One of the most sensible commentaries on the way forward with Saudi Arabia comes from Neil Quilliam (@NeilQuilliam1), who is senior research fellow on Chatham House’s Middle East and North Africa Programme.
Dr Quilliam makes a plea for realism. On the part of Saudi Arabia just as much as the West.
Riyadh has to know that it can’t simply grunt and growl menacingly when it is asked legitimate questions. It cannot just threaten retaliation to potential sanctions. It cannot blandly declare it will take arms purchases elsewhere unless it is allowed to be a law unto itself.
Dr Quilliam points out, “Saudi Arabia cannot simply switch arms suppliers and turn to Russia or China.” This is in reference to Donald Trump’s suggestion the kingdom will do just that. A similar veiled threat was made in an Al-Arabiya column by well-networked Saudi commentator Turki Al Dhakheel.
“That is a fallacy,” writes Dr Quilliam, “not only would it take years to transition to new military operating systems, but Russia and China’s close relations with Iran would pose an immediate challenge. Buying additional pieces of military kit is very different from swapping security umbrellas.”
Along with Saudi realism, the West too must acknowledge the facts of its relationship with the kingdom.

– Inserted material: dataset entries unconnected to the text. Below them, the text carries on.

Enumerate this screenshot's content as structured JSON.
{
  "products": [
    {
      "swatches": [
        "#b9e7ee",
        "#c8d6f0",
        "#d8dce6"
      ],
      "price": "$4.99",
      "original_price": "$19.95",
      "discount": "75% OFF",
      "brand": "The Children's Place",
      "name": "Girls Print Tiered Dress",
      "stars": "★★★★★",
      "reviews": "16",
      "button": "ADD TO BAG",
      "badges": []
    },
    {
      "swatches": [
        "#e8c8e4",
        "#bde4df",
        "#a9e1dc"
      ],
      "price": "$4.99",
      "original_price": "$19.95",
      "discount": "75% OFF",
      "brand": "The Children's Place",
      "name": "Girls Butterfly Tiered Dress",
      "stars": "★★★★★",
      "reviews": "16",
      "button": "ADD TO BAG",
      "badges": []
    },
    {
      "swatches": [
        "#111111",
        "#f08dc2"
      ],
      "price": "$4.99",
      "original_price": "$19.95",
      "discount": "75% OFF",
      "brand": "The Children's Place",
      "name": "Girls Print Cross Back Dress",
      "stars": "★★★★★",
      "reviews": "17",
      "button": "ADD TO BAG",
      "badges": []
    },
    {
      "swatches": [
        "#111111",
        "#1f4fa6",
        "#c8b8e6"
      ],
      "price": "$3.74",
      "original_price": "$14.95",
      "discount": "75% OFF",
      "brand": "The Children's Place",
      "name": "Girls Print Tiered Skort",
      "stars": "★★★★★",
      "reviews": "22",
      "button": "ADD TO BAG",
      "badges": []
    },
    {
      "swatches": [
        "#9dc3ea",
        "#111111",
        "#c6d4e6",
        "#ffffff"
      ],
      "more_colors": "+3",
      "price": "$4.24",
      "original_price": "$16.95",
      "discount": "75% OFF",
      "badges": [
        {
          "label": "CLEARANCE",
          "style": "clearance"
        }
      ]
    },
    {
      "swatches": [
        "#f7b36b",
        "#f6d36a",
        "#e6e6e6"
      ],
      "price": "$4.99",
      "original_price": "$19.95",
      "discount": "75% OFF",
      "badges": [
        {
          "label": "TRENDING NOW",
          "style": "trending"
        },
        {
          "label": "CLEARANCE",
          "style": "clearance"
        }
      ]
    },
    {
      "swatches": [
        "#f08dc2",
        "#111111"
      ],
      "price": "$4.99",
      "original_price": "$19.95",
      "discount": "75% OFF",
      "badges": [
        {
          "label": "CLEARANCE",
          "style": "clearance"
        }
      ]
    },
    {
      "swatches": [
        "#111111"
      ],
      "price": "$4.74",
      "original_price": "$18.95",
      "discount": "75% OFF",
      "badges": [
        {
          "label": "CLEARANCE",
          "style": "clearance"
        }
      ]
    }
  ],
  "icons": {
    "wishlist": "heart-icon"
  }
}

The West must work with the recognition it is engaged with Saudi Arabia “in a long-term association that has tied together their common security, economic and trade interests as well as, arguably, a common pursuit for stability in the Middle East,” Dr Quilliam writes.
The US and its allies “cannot simply disengage and stop providing support to Saudi Arabia – defence sales are long-term, complex investments that cannot be turned off like a switch.”
That said, Dr Quilliam also urges everyone concerned – the Saudis just as much as the West – to recognize that something has to change after the death of Jamal Khashoggi.
Late on Friday, Saudi Arabia’s public prosecutor said that an investigation had found that an argument broke out between Mr. Khashoggi and men who met him inside the Saudi Consulate in Istanbul on Oct. 2, leading to “a fistfight that led to his death.”
Whatever that means, Mr Khashoggi is dead. On the soil of his own country’s diplomatic mission in a foreign country.
Accordingly, Dr Quilliam’s suggestion the relationship between Saudi Arabia and the West be recalibrated makes a lot of sense. He writes about setting terms that “place a constraint upon the adventurism of MBS,” Crown Prince of Saudi Arabia and the kingdom’s de facto ruler.
Additionally, he suggests a wishlist of measures the kingdom must pursue in order to advance reforms, restore lost confidence among international investors and help to stabilize the region.
These are all prudent ideas. The only part Dr Quilliam doesn’t address is President Trump’s role in MBS’s brazenness and determination to position Saudi Arabia as a country that recognizes no law and no restraint on its behaviour.
Mr Trump has consistently backed the Saudis and encouraged its belligerence. (When the Lebanese prime minister was held hostage in Riyadh, for instance, the Trump administration just didn’t seem to care.) Without the US president’s buy-in, the West just doesn’t have the clout it might have.
As president of the world’s only superpower, Mr Trump holds almost all the cards. He hasn’t played them yet and shows little inclination to do so. In the circumstances, Dr Quilliam’s eminently sensible suggestions are unfortunately likely to go unregarded, just as the more intemperate counsel offered by other commentators. Ignoring the latter is a blessing. Ignoring the former is a recipe for disaster.